Posted on September 20, 2017
Colored pencils are used by a variety of customers, ranging from professional artists who depend on colored pencils for their creative work to the millions of children who use colored pencils for school and play. To meet the needs and earn the trust of all users, manufacturers must integrate spectrophotometers in their quality control protocols to ensure an impeccable record of color consistency.
Colored Pencil Users Demand Color Consistency

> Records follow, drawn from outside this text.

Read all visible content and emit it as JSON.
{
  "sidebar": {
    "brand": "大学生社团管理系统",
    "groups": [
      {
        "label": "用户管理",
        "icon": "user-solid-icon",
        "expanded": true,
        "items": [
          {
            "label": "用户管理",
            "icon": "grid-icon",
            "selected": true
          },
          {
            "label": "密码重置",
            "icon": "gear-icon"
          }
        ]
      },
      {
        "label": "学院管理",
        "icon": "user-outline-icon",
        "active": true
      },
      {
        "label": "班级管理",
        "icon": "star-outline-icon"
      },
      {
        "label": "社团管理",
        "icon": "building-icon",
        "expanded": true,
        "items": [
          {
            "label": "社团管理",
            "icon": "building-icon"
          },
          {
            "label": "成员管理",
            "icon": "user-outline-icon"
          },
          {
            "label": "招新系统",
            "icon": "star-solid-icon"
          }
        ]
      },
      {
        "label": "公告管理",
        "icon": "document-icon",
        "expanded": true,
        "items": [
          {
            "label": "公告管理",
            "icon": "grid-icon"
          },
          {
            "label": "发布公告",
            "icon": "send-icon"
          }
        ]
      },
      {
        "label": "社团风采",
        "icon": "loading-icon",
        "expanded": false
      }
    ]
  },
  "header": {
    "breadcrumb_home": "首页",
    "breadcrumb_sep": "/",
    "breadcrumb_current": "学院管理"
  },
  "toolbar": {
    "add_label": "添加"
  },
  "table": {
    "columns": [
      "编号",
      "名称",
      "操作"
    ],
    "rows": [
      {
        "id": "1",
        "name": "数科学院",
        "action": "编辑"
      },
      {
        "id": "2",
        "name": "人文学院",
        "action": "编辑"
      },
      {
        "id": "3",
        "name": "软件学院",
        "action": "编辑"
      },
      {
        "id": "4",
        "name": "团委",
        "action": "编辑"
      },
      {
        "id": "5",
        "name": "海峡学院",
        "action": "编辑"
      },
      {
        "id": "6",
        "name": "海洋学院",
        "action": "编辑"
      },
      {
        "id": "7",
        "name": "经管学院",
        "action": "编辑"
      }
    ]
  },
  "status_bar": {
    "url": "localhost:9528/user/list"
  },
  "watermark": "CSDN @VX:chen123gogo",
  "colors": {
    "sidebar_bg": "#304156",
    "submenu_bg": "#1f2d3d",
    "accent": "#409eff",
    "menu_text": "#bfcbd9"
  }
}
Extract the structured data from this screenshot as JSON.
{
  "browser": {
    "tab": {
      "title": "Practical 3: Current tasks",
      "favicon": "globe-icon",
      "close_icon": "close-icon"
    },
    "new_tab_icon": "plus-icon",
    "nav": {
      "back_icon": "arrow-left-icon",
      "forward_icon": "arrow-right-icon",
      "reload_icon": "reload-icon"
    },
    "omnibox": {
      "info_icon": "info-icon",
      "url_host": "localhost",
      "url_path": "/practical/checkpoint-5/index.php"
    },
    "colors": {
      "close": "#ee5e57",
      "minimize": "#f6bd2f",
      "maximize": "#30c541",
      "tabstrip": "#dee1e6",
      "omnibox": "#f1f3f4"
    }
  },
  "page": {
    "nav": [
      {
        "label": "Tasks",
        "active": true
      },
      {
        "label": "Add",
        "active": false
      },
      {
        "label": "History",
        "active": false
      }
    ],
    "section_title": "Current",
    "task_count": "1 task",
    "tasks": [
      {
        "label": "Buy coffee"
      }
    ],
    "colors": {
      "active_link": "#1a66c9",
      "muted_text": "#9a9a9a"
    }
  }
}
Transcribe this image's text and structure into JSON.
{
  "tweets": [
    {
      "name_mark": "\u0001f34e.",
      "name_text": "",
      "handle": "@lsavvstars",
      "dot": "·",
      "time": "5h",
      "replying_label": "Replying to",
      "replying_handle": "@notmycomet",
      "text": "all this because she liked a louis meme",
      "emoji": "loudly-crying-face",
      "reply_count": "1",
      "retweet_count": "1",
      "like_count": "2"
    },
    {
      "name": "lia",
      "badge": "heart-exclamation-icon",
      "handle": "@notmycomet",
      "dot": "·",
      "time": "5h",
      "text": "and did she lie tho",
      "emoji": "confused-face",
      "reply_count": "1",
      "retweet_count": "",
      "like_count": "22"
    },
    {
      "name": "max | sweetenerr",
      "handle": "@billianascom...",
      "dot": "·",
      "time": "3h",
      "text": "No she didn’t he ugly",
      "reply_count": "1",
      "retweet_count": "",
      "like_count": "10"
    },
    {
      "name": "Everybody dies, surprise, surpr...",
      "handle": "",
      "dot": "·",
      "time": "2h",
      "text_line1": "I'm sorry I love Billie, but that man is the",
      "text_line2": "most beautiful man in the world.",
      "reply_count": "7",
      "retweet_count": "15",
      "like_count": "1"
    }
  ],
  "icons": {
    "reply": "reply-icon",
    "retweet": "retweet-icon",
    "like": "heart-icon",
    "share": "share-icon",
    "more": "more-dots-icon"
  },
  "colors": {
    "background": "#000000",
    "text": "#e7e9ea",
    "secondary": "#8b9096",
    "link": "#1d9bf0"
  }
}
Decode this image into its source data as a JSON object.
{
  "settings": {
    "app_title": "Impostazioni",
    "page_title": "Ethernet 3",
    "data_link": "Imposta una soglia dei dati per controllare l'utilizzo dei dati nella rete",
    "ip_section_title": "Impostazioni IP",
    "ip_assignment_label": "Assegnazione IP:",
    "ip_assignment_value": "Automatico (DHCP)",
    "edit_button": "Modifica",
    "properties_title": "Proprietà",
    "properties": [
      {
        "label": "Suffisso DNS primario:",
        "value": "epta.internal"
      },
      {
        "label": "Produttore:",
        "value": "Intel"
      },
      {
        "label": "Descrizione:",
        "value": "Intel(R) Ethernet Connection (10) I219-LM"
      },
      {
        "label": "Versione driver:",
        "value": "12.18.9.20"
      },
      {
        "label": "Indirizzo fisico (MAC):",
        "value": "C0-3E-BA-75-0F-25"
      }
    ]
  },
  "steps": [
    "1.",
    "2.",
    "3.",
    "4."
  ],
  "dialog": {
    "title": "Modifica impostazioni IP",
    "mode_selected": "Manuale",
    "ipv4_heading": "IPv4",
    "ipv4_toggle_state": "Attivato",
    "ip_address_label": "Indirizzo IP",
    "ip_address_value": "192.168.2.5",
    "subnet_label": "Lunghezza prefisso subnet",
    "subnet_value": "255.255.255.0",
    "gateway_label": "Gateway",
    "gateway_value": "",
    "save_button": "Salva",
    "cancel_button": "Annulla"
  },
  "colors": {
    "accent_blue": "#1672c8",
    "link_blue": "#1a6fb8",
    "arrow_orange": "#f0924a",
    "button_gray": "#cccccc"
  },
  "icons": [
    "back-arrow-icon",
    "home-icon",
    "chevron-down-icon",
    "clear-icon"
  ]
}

Like any craftsmen, artists rely on their tools for their livelihoods. For those working with colored pencils to create artwork for direct sale, illustrations, marketing materials, or for other creative purposes, the quality of the pencils they choose has a direct impact on the quality of their work. Not only do they expect each new box of pencils they buy to be the same color as the last—they depend on it. As a result, manufacturers of colored pencils turn to spectrophotometers to ensure that each pencil they produce is exactly the color they intend it to be.
Of course, many users of colored pencils are not professional artists. In fact, the largest demographic among colored pencil users is children, for whom colored pencils provide new opportunities for experimentation and expression. Children, naturally, do not rely on their artwork to put food on the table (or to buy more art supplies); instead, they depend on their parents or teachers. What, then, convinces parents and teachers to choose one box of colored pencils over another? Brand recognition, founded upon the impression of quality. This impression of quality is largely built upon product consistency. Because color is the most noticeable attribute of colored pencils, color consistency is a vital driver of sales. As such, manufacturers employ advanced spectrophotometric technologies to reliably produce the perfect hues.
Spectrophotometry Detects Errors in Pencil Production
While colored pencils typically only require four ingredients to color their “lead” (extenders, binders, pigments, and water), inaccuracies in the production process or impurities in the raw materials can lead to off-color batches of pencils being produced.1 To control for this possibility and avoid defective product, manufacturers can analyze these materials spectrophotometrically prior to mixing. However, raw materials are not the only factor that can result in improper coloration. Incorrect temperature during mixing, inadequate mixing duration, and contamination of the mixing vat can all cause issues in final coloration.
To ensure that each batch of lead is the proper color before removing it from the mixing vat, manufacturers can test samples using spectrophotometric color analysis for the highest level of color quality control. By testing samples of raw and mixed materials, manufacturers save time, energy, and, ultimately, money by catching any off-color batches before they are pressed and rolled into cartridges, assembled into pencils, or packaged and shipped to distributors. Using the data provided by spectophotometric instrumentation, manufacturers able to rapidly identify and correct production problems to minimize waste and ensure that only products with accurate pigmentation are released into the marketplace.